Part of the error message displayed above in the alert window (“Make sure you are generating a VE token from the same token service as the VE Layer ServerType: Staging or Production”) is actually not accurate. The demo site simply handles the ‘InitializationFailed‘ event on the Bing TileLayer and displays the message above not matter what the error actually was. This had mislead me initially and had sent me hunting for clues in the wrong direction. One other weird I noted here in the ESRI Silverlight API 1.0 is that the event arguments for the ‘InitializationFailed‘ actually doesn’t provide you with the error information. But the error information is actually available in the ‘InitializationFailure‘ property of the layer which I thought was a little confusing. Hoping this will change in the next versions of the API.
After spending a lot of time on fiddler, snooping around the requests made to the Bing servers & searching the web, I finally figured out the reason why the Bing layers do not show up on the map. The reason turned out to be a bug in the Silverlight 2 plug-in in IE6. The error had to do with Silverlight 2 plug-in in IE6 having troubles handling compressed content returned from the server. More details about the bug can be found here. Since the compressed content in this case comes from the Bing servers, I had not control over it at all and thus it eventually turned out that the problem couldn’t be solved in a good way. But there was an advanced setting in IE6 that I could turn off to get the bing layers to show up in the map. Under the ‘Tools’ menu in IE6, select the ‘Internet Options’ item. In the ‘Internet Options’ dialog, click on the ‘Advanced’ tab and in the settings disable the ‘Use HTTP 1.1’ option.
But this workaround does have its own drawbacks of not being able to use some of the advanced HTTP 1.1 capabilities like compression etc.
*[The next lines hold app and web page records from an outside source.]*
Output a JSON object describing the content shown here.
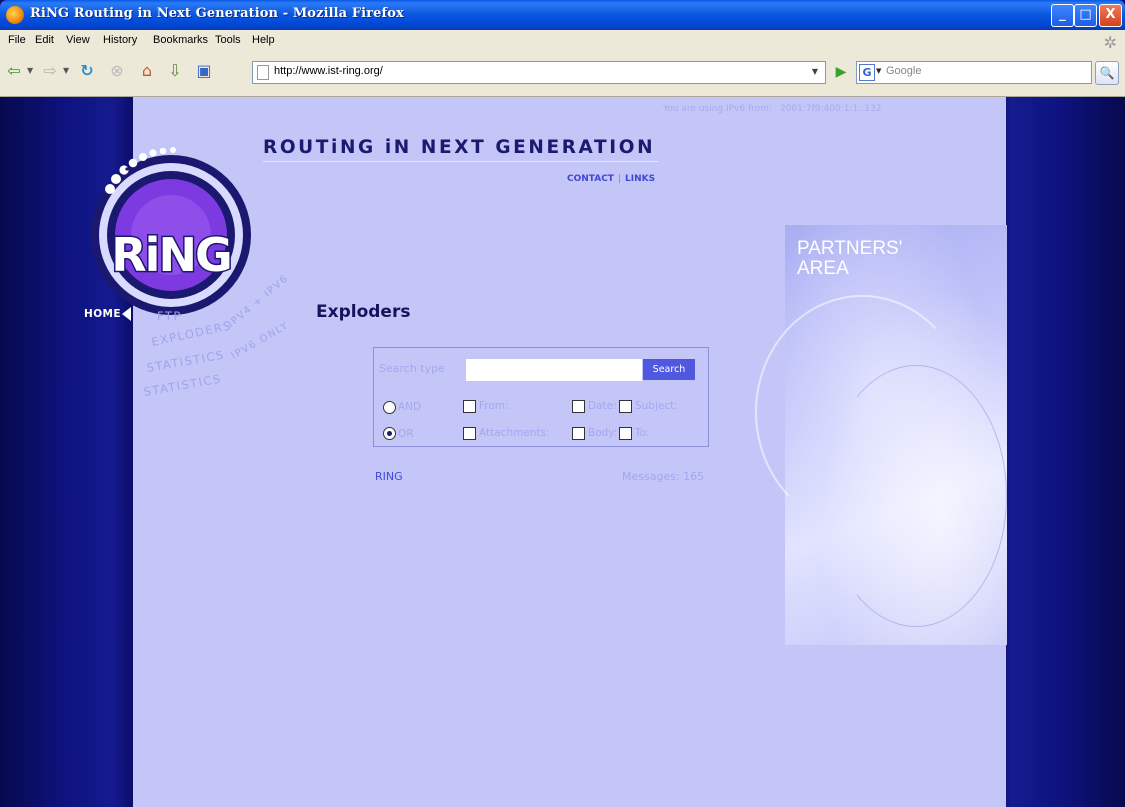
{
  "window": {
    "title": "RiNG Routing in Next Generation - Mozilla Firefox",
    "controls": {
      "minimize": "_",
      "maximize": "□",
      "close": "X"
    }
  },
  "menubar": {
    "items": [
      "File",
      "Edit",
      "View",
      "History",
      "Bookmarks",
      "Tools",
      "Help"
    ]
  },
  "toolbar": {
    "url": "http://www.ist-ring.org/",
    "search_placeholder": "Google",
    "search_engine_icon": "G"
  },
  "page": {
    "ipv6_notice_label": "You are using IPv6 from:",
    "ipv6_address": "2001:7f9:400:1:1::132",
    "headline": "ROUTiNG iN NEXT GENERATION",
    "links": [
      "CONTACT",
      "LINKS"
    ],
    "logo_text": "RiNG",
    "nav": {
      "home": "HOME",
      "items": [
        "FTP",
        "EXPLODERS",
        "IPV4 + IPV6",
        "STATISTICS",
        "IPV6 ONLY",
        "STATISTICS"
      ]
    },
    "partners_area": "PARTNERS' AREA",
    "title": "Exploders",
    "search": {
      "type_label": "Search type",
      "input_value": "",
      "button": "Search",
      "options": {
        "and": "AND",
        "or": "OR",
        "from": "From:",
        "date": "Date:",
        "subject": "Subject:",
        "attachments": "Attachments:",
        "body": "Body:",
        "to": "To:"
      },
      "selected_mode": "OR"
    },
    "list_name": "RING",
    "messages_label": "Messages: 165"
  },
  "colors": {
    "page_background": "#c4c6f8",
    "outer_background": "#0a0d6a",
    "accent_link": "#3f48d6",
    "search_button": "#5158e0"
  }
}
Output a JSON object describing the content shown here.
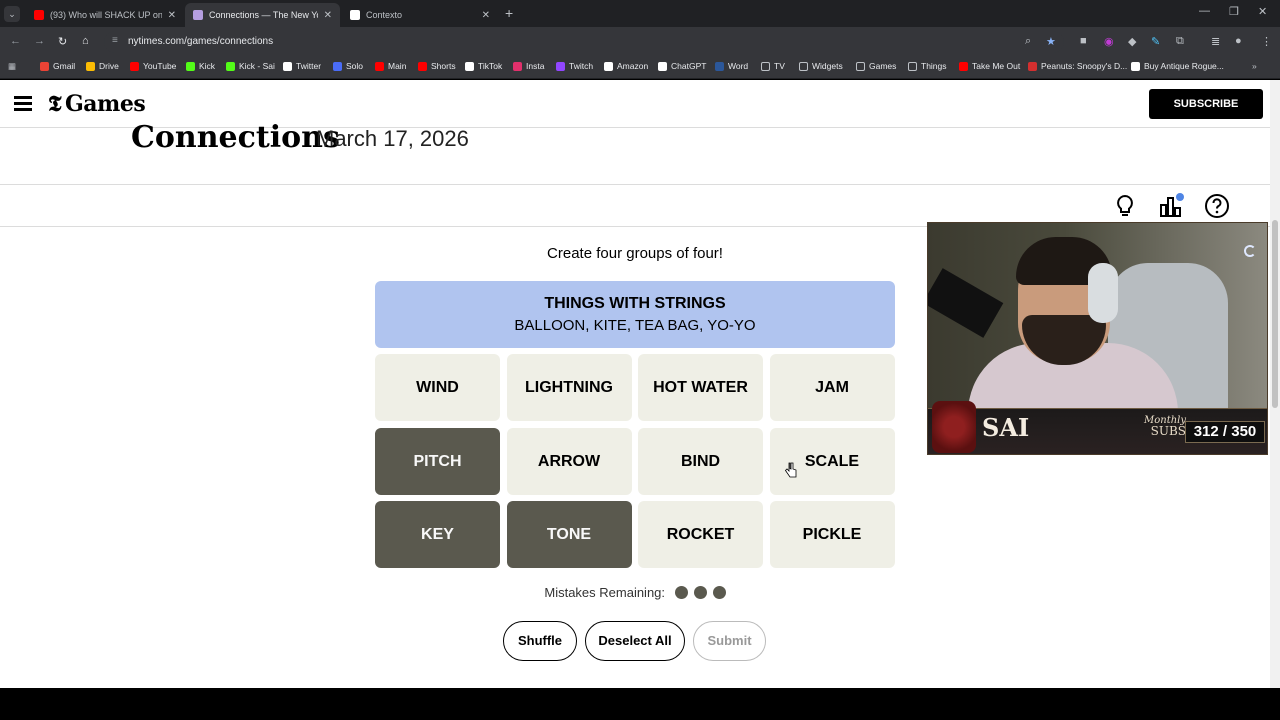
{
  "browser": {
    "tabs": [
      {
        "title": "(93) Who will SHACK UP on the",
        "favicon": "#ff0000",
        "active": false
      },
      {
        "title": "Connections — The New York T",
        "favicon": "#b59ee0",
        "active": true
      },
      {
        "title": "Contexto",
        "favicon": "#ffffff",
        "active": false
      }
    ],
    "url": "nytimes.com/games/connections",
    "bookmarks": [
      {
        "label": "Gmail",
        "color": "#ea4335"
      },
      {
        "label": "Drive",
        "color": "#fbbc04"
      },
      {
        "label": "YouTube",
        "color": "#ff0000"
      },
      {
        "label": "Kick",
        "color": "#53fc18"
      },
      {
        "label": "Kick - Sai",
        "color": "#53fc18"
      },
      {
        "label": "Twitter",
        "color": "#ffffff"
      },
      {
        "label": "Solo",
        "color": "#4a6cf7"
      },
      {
        "label": "Main",
        "color": "#ff0000"
      },
      {
        "label": "Shorts",
        "color": "#ff0000"
      },
      {
        "label": "TikTok",
        "color": "#ffffff"
      },
      {
        "label": "Insta",
        "color": "#e1306c"
      },
      {
        "label": "Twitch",
        "color": "#9146ff"
      },
      {
        "label": "Amazon",
        "color": "#ffffff"
      },
      {
        "label": "ChatGPT",
        "color": "#ffffff"
      },
      {
        "label": "Word",
        "color": "#2b579a"
      },
      {
        "label": "TV",
        "color": "#bdc1c6"
      },
      {
        "label": "Widgets",
        "color": "#bdc1c6"
      },
      {
        "label": "Games",
        "color": "#bdc1c6"
      },
      {
        "label": "Things",
        "color": "#bdc1c6"
      },
      {
        "label": "Take Me Out",
        "color": "#ff0000"
      },
      {
        "label": "Peanuts: Snoopy's D...",
        "color": "#d32f2f"
      },
      {
        "label": "Buy Antique Rogue...",
        "color": "#ffffff"
      }
    ]
  },
  "header": {
    "logo": "Games",
    "subscribe": "SUBSCRIBE"
  },
  "game": {
    "name": "Connections",
    "date": "March 17, 2026",
    "instructions": "Create four groups of four!",
    "solved": {
      "category": "THINGS WITH STRINGS",
      "words": "BALLOON, KITE, TEA BAG, YO-YO",
      "color": "#b0c4ef"
    },
    "tiles": [
      {
        "word": "WIND",
        "selected": false
      },
      {
        "word": "LIGHTNING",
        "selected": false
      },
      {
        "word": "HOT WATER",
        "selected": false
      },
      {
        "word": "JAM",
        "selected": false
      },
      {
        "word": "PITCH",
        "selected": true
      },
      {
        "word": "ARROW",
        "selected": false
      },
      {
        "word": "BIND",
        "selected": false
      },
      {
        "word": "SCALE",
        "selected": false
      },
      {
        "word": "KEY",
        "selected": true
      },
      {
        "word": "TONE",
        "selected": true
      },
      {
        "word": "ROCKET",
        "selected": false
      },
      {
        "word": "PICKLE",
        "selected": false
      }
    ],
    "mistakes_label": "Mistakes Remaining:",
    "mistakes_remaining": 3,
    "buttons": {
      "shuffle": "Shuffle",
      "deselect": "Deselect All",
      "submit": "Submit"
    }
  },
  "stream_overlay": {
    "name": "SAI",
    "monthly": "Monthly",
    "subs": "SUBS",
    "count": "312 / 350"
  }
}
So, please be mindful of it before adopting the solution.
Some salvaging facts,
- This bug has been fixed in Silverlight 3. So, users who are still using IE6 but have upgraded to the Silverlight 3 plug-in will not have this problem.
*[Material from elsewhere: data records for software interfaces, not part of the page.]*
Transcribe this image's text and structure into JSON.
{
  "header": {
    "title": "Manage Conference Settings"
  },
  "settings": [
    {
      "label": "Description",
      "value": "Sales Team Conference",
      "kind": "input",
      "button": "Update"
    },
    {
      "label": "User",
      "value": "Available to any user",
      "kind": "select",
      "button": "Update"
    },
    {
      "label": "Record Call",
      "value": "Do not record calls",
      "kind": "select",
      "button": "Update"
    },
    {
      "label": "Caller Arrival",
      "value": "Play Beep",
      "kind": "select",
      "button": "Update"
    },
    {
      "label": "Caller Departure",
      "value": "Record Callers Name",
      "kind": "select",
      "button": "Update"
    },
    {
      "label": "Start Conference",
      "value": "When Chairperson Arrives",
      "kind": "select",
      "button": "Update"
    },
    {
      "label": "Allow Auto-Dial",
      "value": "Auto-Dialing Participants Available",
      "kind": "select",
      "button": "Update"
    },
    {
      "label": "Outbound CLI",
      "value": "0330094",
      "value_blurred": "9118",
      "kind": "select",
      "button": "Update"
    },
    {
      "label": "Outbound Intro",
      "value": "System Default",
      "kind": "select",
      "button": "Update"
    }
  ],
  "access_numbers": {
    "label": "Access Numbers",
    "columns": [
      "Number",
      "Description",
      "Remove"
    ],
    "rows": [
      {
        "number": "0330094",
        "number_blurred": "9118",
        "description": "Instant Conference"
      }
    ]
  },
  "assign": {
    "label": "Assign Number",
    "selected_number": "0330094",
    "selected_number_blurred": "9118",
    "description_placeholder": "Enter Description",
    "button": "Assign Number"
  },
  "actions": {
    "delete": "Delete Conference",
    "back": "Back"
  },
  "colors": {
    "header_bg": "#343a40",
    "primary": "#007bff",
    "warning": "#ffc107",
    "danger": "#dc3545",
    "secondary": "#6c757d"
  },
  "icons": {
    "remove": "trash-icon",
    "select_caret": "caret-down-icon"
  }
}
- IE6 is losing market share – (though a good chunk of the users on the web still use IE6)
- The Silverlight 2 plug-in is no longer available for download from Microsoft.
- Windows update upgrades user with Silverlight 2 to Silverlight 3.
But, if you are writing a public application using the ESRI Silverlight API 1.0 that needs to support Silverlight 2 plug-in on IE6, you definitely might want to consider the above issue and display a message to you users asking them to upgrade or turn off the ‘Use HTTP 1.1’ option in IE6.